Former banker opening private vault business in Loudoun
In his decade as a retail banking executive, Bryant Stone said he noticed two trends about bank safe deposit boxes.
"First, there was a disconnect between supply and demand," Stone told me this week. Banks often have years-long waiting lists to get a box, or they don't have the sizes that customers want, "especially larger sizes," he said.
Second, access to those boxes is limited to banker's hours, and obtaining access for children or business associates can get cumbersome.
That's why Stone is planning to open Commonwealth Vault and Safe Deposit Co. on Dec. 1 at the Southern Walk Plaza in Ashburn. He says it's the first private vault in Greater Washington, and one of only a handful of similar businesses in the nation.
A 300-square-foot steel vault is at the center of the 1,600-square-foot retail space, which includes two private viewing rooms, plus a waiting area for those who are not supposed to see what's in the box.
"They can put whatever they want in there as long as it's not illegal, dangerous, explosive, perishable, liquid or alive."

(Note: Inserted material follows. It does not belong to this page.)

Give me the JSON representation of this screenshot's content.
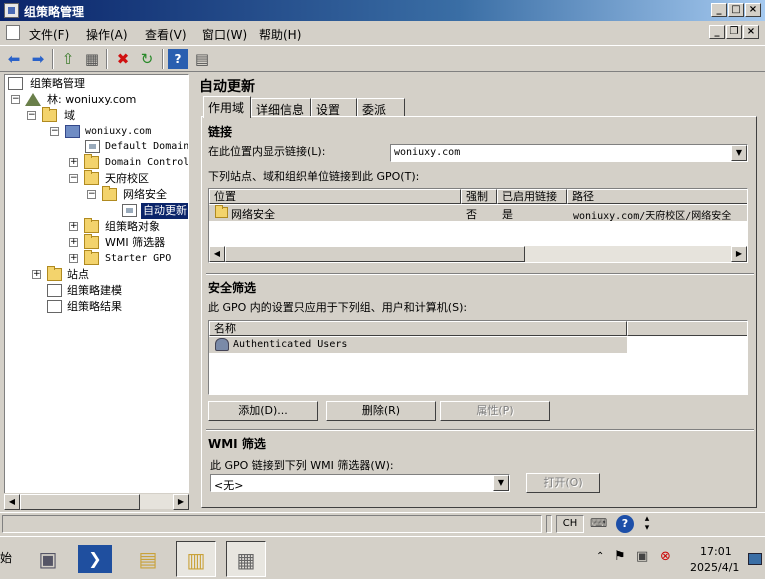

The business will be staffed during daytime hours with attendants who monitor the "security vestibule" cameras before allowing anyone to enter, much like many high-end jewelry stores. After-hours, customers can call a 24/7 concierge service that will meet them at the facility within a hour.
Stone is offering 350 dual-key boxes within the vault, which range from 3-inches-by-5-inches to 10-inches-by-10-inches. He's also renting larger boxes and lockers, plus a refrigerator-sized "mini vault." Prices range from $10 a month up to $200 a month.
About 15 percent of the dual-key (renter and business) boxes are already leased, Stone said. The Great Falls native said he started the business with two partners for about $150,000.
Most people use safe deposit boxes for important documents, jewelry, coin collections, sports memorabilia and art. But you never know what people might stash inside. An unclaimed box auctioned earlier this month in Washington state contained a leather-bound journal signed "Picasso," in addition to gold teeth, pocket watches and baseball cards. The sketchbook has not yet been authenticated as one belonging to the Spanish artist.
"They can put whatever they want in there as long as it's not illegal, dangerous, explosive, perishable, liquid or alive," Stone said.